2021 is already proving to be another year of uncertainty for global economies. In addition to the ongoing COVID-19 crisis, there remains political restlessness in the US and Europe and continuing strained trade relations between Australia and China. International travel is still off the cards, social distancing remains, and remote work and education are still a reality for many.
This ‘new normal’ and its associated volatility are deeply impacting individuals, not just businesses. Consumer behaviour has undergone profound shifts and will continue to do so. Businesses need to remain in touch with the changing needs of consumers if they want to survive. They need to ask questions about how consumers are perceiving their brand at different points in time, and whether this perception is changing due to the constantly evolving status of the pandemic.

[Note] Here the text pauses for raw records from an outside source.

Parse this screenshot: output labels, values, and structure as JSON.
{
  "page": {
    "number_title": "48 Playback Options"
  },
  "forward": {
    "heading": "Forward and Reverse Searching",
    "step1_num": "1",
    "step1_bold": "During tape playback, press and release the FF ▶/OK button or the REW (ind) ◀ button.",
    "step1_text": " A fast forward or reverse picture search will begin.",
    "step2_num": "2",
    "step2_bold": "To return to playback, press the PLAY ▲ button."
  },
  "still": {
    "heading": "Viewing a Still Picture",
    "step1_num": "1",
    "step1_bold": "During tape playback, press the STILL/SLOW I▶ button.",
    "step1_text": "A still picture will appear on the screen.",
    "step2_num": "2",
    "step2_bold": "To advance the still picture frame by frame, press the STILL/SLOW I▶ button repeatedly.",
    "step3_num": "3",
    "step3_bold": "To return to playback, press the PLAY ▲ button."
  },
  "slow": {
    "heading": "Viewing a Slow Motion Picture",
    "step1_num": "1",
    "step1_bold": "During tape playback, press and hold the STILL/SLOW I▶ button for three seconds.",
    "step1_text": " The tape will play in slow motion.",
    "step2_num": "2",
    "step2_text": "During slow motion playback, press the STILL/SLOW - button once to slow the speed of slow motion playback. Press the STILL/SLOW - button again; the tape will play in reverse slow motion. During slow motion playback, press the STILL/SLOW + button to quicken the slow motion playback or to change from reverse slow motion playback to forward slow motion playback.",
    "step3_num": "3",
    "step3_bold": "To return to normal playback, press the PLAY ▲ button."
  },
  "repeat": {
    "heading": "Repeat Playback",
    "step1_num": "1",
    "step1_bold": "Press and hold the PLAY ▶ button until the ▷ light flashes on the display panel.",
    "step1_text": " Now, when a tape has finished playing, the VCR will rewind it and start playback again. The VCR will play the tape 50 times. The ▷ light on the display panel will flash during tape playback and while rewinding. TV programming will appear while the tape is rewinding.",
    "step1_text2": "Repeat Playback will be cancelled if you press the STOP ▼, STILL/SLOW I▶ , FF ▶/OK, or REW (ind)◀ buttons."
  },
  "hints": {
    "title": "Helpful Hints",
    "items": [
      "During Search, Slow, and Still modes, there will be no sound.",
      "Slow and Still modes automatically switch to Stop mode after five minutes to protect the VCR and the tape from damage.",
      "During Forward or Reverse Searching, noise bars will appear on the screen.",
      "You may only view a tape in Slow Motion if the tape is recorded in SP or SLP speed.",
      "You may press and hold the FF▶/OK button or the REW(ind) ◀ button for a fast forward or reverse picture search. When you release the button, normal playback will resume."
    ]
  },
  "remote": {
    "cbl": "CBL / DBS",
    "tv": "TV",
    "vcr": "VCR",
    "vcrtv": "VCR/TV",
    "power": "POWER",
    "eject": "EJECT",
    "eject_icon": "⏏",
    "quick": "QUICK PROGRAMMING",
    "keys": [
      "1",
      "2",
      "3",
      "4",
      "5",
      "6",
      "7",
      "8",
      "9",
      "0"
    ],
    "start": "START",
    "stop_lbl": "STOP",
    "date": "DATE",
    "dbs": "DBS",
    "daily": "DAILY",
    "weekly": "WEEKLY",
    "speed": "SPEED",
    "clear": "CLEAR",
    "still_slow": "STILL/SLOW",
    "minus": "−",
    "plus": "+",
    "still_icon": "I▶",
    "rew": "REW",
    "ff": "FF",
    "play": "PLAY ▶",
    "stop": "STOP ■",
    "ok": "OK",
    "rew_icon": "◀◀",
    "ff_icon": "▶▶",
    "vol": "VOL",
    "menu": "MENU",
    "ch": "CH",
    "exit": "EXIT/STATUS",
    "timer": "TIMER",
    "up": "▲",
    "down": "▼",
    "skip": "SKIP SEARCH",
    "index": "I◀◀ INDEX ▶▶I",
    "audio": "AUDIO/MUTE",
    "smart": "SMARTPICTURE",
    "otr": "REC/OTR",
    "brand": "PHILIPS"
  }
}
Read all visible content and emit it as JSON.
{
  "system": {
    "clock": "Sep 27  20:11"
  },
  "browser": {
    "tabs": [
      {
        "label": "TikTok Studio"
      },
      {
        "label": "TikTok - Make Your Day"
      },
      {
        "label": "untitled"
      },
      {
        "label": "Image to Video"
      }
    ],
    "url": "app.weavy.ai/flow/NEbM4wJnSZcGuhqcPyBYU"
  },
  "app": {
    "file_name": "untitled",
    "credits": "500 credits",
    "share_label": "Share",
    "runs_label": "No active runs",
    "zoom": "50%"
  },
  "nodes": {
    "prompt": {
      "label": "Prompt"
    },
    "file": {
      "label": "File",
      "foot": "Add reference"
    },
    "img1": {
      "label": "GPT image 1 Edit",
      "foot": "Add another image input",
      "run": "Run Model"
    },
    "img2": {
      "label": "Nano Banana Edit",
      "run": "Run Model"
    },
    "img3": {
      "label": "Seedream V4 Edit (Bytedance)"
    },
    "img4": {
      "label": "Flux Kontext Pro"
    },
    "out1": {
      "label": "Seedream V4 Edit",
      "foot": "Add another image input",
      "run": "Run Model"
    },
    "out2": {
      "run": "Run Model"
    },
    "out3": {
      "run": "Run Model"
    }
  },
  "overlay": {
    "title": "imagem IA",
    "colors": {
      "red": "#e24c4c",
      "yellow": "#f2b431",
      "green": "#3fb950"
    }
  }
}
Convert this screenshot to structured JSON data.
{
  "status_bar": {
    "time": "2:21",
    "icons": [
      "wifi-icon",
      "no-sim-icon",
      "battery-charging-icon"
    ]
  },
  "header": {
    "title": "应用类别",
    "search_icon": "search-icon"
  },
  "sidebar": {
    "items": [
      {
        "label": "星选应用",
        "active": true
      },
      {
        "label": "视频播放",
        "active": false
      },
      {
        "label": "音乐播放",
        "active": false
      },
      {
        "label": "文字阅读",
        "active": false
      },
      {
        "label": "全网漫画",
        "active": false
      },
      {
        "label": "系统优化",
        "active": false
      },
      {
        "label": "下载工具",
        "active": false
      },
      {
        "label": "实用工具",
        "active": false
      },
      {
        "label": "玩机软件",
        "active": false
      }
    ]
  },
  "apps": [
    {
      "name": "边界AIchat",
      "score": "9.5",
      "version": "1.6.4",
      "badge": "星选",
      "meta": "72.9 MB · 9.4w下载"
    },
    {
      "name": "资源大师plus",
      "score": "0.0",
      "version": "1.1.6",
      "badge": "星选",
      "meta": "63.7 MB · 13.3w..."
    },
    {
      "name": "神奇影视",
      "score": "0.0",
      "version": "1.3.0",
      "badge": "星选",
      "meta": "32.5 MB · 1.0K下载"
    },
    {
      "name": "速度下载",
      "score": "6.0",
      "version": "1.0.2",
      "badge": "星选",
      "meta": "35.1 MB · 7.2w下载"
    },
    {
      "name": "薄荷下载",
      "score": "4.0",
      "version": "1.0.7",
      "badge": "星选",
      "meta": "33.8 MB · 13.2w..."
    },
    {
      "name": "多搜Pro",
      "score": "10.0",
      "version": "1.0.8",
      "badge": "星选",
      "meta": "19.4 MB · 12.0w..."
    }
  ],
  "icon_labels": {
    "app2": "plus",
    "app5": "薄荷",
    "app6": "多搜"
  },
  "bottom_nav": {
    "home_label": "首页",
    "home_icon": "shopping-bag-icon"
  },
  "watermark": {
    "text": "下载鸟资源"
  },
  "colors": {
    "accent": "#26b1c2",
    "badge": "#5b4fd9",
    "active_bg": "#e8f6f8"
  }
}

There are three central ways that companies can better serve their customers, at a time when uncertainty is the only constant.
1. Conduct regular research
The only way to truly understand consumer sentiment is to continuously connect to the market. By running quick research studies, businesses can ensure that they are constantly in touch with accurate consumer insights. The rapid pace of change caused by COVID-19 and associated world events has caused consumer viewpoints – and therefore data – to change quickly. The age of COVID-19 has created extensive change at speed, and datasets can become outdated within weeks or even days. It’s crucial for research to be analysed, published and acted upon as quickly as possible.
This approach is new to many organisations who have previously compiled larger studies over the course of several weeks or months. At Pureprofile, we know this issue only too well. In December 2019, we were preparing to publish a major travel insights report. After the research was collated and analysed, Australia found itself in a very different tourism market, with the bushfires of January 2020 causing a drop in domestic travel, and the pandemic grinding domestic and international travel to a screeching halt in February.
Like many businesses, we were forced to find a way to quickly adapt to the new environment. With the survey data suddenly irrelevant, and the travel situation changing every week, we had to access new data every week.
2. Switch to short-form studies
Now that businesses must operate at a much faster pace, short-form surveys are a valuable way of staying on top of consumer intelligence. Studies of this nature include a short questionnaire about current events and insights are generated and distributed in a matter of days, if not hours! In 2020, we used this approach to create a weekly infographic series with country-specific data related to COVID-19. By quickly gathering and distributing results, the insights showed just how much new outbreaks, lockdowns, travel restrictions or any other unforeseeable restrictions were impacting consumers.
Like many organisations, COVID-19 meant our business had to adapt to new circumstances. In July 2020, we collated the entire suite of weekly infographics from the previous three months and used the data to retrospectively understand how the events of the time impacted consumer sentiment. It painted a clear picture of how people were spending their time and their money, and tapped into how they were feeling throughout the period. The result was a true demonstration of just how rapidly things had changed over a short period of time, influencing not just behaviours but also attitudes and values.
3. Harness the power of brand tracking
By using smaller studies to measure a brand’s fluctuations in consumer sentiment, businesses are able to collate real-time insights, fast-changing attitudes and spending behaviours. This can be particularly helpful when a brand is struggling to understand why performance is lagging or can be used to pinpoint reasons for stronger than anticipated performance.
Brand tracking is able to measure uncertainty by collecting information at critical points over time, rather than at a single moment. Underperformance can be identified quickly and a strategy can be adjusted accordingly. Marketers are able to discover what part of their research strategy is working so that their overall brand health can be determined accurately.
The impact of COVID-19 is far from over. If businesses are going to have any chance of long-term survival, they need to be able to act on current consumer perception as it evolves. “Quick dip” research is critical. It delivers real-time context to longer-form research projects, and gives marketers a clear path to understanding the constant shift of human behaviour.
Author: Anna Meiler, Head of Sales & Marketing, Pureprofile.